How To Create An Eczema-Friendly Diet

How To Create An Eczema-Friendly Diet

Keep Your Skin In Tiptop Shape With These Dietary Tips

If you’re not aware that your diet could be having an effect on your skin’s condition, now’s the time to make some changes. Discover how adapting your diet could help relieve your symptoms of eczema, the condition that can be miserable to live with. Eczema is a chronic, inflammatory skin condition that can leave you with red, dry, itchy, scaly skin. 

Oftentimes there are tiny blisters and the skin can split, causing much pain. It's very common for children, with up to 12 percent of children suffering with the condition, and it can persist into adulthood if nutritional changes and habits are recognized and altered. While eczema can be persistent, it is possible to improve symptoms, and adapting your diet can make a huge difference. 

Here's five common ways to improve your symptoms of eczema. 

1. Eliminate allergens

Most eczema sufferers have higher than normal antibodies in their system, which means they are having an allergic reaction. These same individuals also suffer from allergic rhinitis, hayfever and/or asthma. Whereas the most common sources of allergic reactions are milk, eggs, peanuts, fish, soy, wheat, gluten, citrus and chocolate, an elimination diet can be a good way to identify if they’re contributing to your eczema. Cut out these foods one at a time, and work with a nutritionist or dietitian to ensure that you’re not missing out on any important nutrients. 

You can also try a rotation diet, where you only eat some of these highlighted foods once every four days. This can be sometimes useful in improving your eczema symptoms.

2. Take probiotics for healthy digestion

The health of the digestive tract can have an effect on eczema sufferers by supporting your immune system. The development of a healthy immune system depends on having a diverse range of bacteria in your gut from birth, and specific strains of probiotics (healthy bacteria) have been found particularly helpful for building a strong immune system, including Bifidobacteria and Lactobacillus species.

Pregnant women with eczema have found that when a probiotic blend was given to mothers during pregnancy--and again to the babies after birth--there’s a significant reduction in the development of eczema and allergies as the child gets older.

3. Follow an anti-inflammatory diet 

Inflammation is a key component in the development of eczema, so following an anti-inflammatory diet can be very beneficial. Diets high in sugar and refined carbohydrates result in elevated insulin levels, which in turn promotes inflammation. Instead, eat whole grain carbohydrates, protein, and plenty of vegetables to help keep insulin levels down.

It’s vital to get the right balance of fats in the diet that can also have an anti-inflammatory effect. If you don't have allergies, it may be beneficial to eat plenty of oily fish, seafood, nuts, seeds and flax oil, while eating less saturated fat by cutting back on dairy and red meat. Individuals with eczema often have an altered ability to metabolize essential fats. 
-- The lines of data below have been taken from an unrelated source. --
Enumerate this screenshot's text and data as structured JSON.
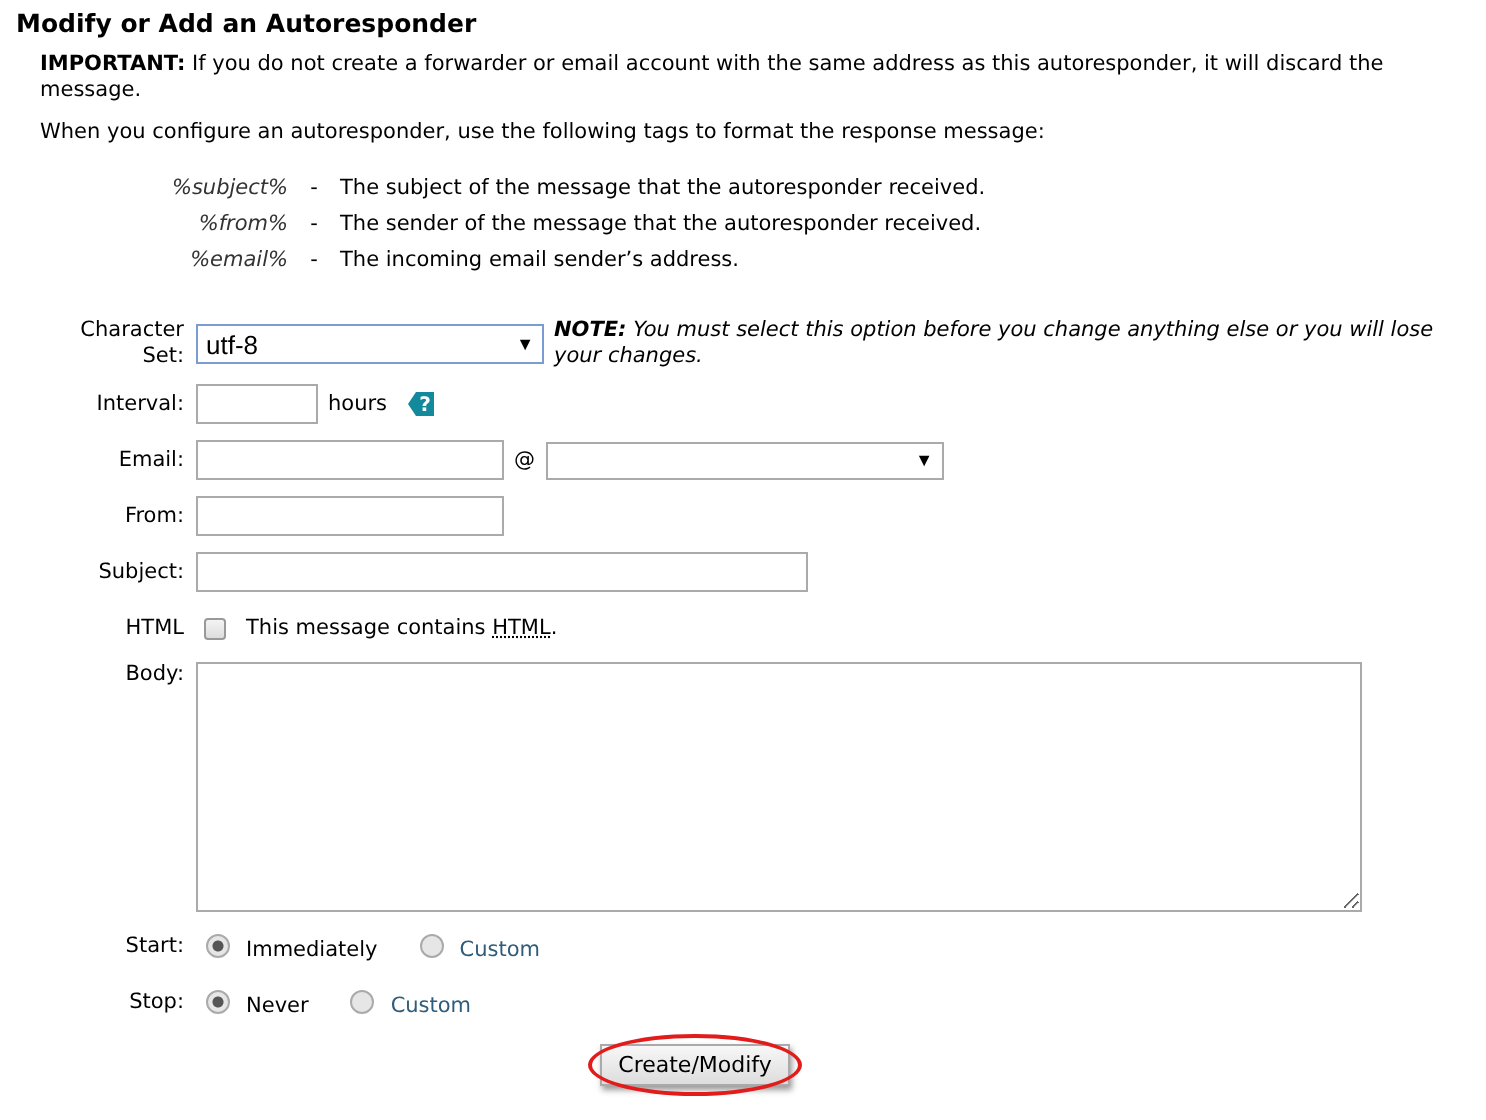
{
  "title": "Modify or Add an Autoresponder",
  "important": "**IMPORTANT:** If you do not create a forwarder or email account with the same address as this autoresponder, it will discard the message.",
  "intro": "When you configure an autoresponder, use the following tags to format the response message:",
  "tags": [
    {
      "tag": "%subject%",
      "dash": "-",
      "description": "The subject of the message that the autoresponder received."
    },
    {
      "tag": "%from%",
      "dash": "-",
      "description": "The sender of the message that the autoresponder received."
    },
    {
      "tag": "%email%",
      "dash": "-",
      "description": "The incoming email sender’s address."
    }
  ],
  "charset": {
    "label": "Character Set:",
    "value": "utf-8",
    "arrow": "▼",
    "note": "**NOTE:** You must select this option before you change anything else or you will lose your changes."
  },
  "interval": {
    "label": "Interval:",
    "unit": "hours",
    "help": "?"
  },
  "email": {
    "label": "Email:",
    "at": "@",
    "arrow": "▼"
  },
  "from": {
    "label": "From:"
  },
  "subject": {
    "label": "Subject:"
  },
  "html": {
    "label": "HTML",
    "checked": false,
    "text": "This message contains",
    "abbr": "HTML",
    "end": "."
  },
  "body": {
    "label": "Body:"
  },
  "start": {
    "label": "Start:",
    "options": [
      {
        "label": "Immediately",
        "selected": true
      },
      {
        "label": "Custom",
        "selected": false
      }
    ]
  },
  "stop": {
    "label": "Stop:",
    "options": [
      {
        "label": "Never",
        "selected": true
      },
      {
        "label": "Custom",
        "selected": false
      }
    ]
  },
  "submit": {
    "label": "Create/Modify",
    "highlighted": true
  }
}
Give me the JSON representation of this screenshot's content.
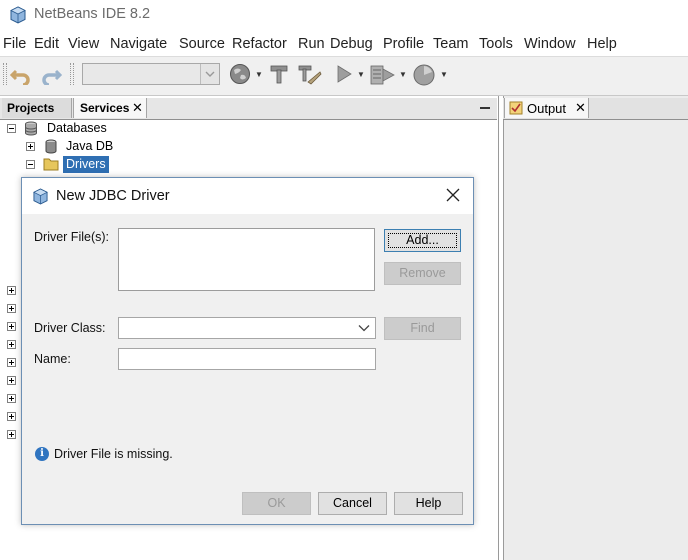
{
  "window": {
    "title": "NetBeans IDE 8.2"
  },
  "menu": [
    "File",
    "Edit",
    "View",
    "Navigate",
    "Source",
    "Refactor",
    "Run",
    "Debug",
    "Profile",
    "Team",
    "Tools",
    "Window",
    "Help"
  ],
  "toolbar": {
    "icons": [
      "undo-icon",
      "redo-icon",
      "config-combo",
      "globe-icon",
      "hammer-icon",
      "clean-build-icon",
      "run-icon",
      "debug-icon",
      "profile-icon"
    ],
    "config_value": ""
  },
  "left_panel": {
    "tabs": [
      {
        "label": "Projects",
        "active": false
      },
      {
        "label": "Services",
        "active": true,
        "close": "✕"
      }
    ],
    "tree": {
      "root": "Databases",
      "children": [
        "Java DB",
        "Drivers"
      ],
      "selected": "Drivers"
    }
  },
  "right_panel": {
    "tabs": [
      {
        "label": "Output",
        "close": "✕"
      }
    ]
  },
  "dialog": {
    "title": "New JDBC Driver",
    "close": "✕",
    "driver_files_label": "Driver File(s):",
    "driver_files": [],
    "add_button": "Add...",
    "remove_button": "Remove",
    "driver_class_label": "Driver Class:",
    "driver_class_value": "",
    "find_button": "Find",
    "name_label": "Name:",
    "name_value": "",
    "message": "Driver File is missing.",
    "ok_button": "OK",
    "cancel_button": "Cancel",
    "help_button": "Help"
  },
  "colors": {
    "selection": "#2f6fb3",
    "info_icon": "#2f74c0",
    "dialog_border": "#6c8fb4"
  }
}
But, essential fats--and in particular omega 3 fatty acids--are required for skin health and for their roles in reducing inflammation. The most readily absorbed form of omega-3 for eczema sufferers is found in oily fish, and if it’s not possible to eat oily fish three times a week, consider supplementing with a marine algae omega-3 supplement or applying a topical smoothing cream to help eliminate fine lines and wrinkles, all due in part to overwhelming inflammatory foods. 

4. Go with skin care products designed for flare ups

Skin care products that are specifically eczema-friendly are recommended. Avoid products with ingredients like sodium lauryl sulphate, talc, lanolin, propylene glycol, phthalates or any other substance that you react to. Instead, read labels and choose those moisturizers, cleansers, or topical creams that alleviate signs of inflammation. Also, manuka honey can be a helpful alternative because it naturally contains antibacterial, antifungal and antiseptic properties, thus helping to support the immune system. You can either eat a small amount each day or apply topically.

5. Balance your supplement intake

Ensuring you have a good balance of supplements in your daily diet can help your skin's condition. Emerging research suggests anti-inflammatory supplements--if not attained through dietary measures--can help to rebalance the immune system and have been found to be beneficial for people with eczema. The many benefits of the correct supplements appear to boost the skin’s ability to fight infection and reduce inflammation. Nutritional supplements can be very useful, however always seek advice as there can be nutrient interactions between supplements and medication as well as warnings for certain health conditions and symptoms.

The Takeaway

Your skin is the major organ of the body, so it’s vital to keep it glowing, healthy, and restored for a lifetime. No matter the reasons you develop eczema, whether in childhood or adulthood, maintaining a balanced dietary plan will ensure that any inflammatory symptoms are kept to a minimum. If you sense an outbreak that resembles eczema, try an elimination diet and see if it works. 

The best part of maintaining healthy skin and an overall wellness body is to do your research, talk with your physician, get proper dietary guidelines, and revel in a newfound you with the best supplements and skincare products that promote a lifelong glow.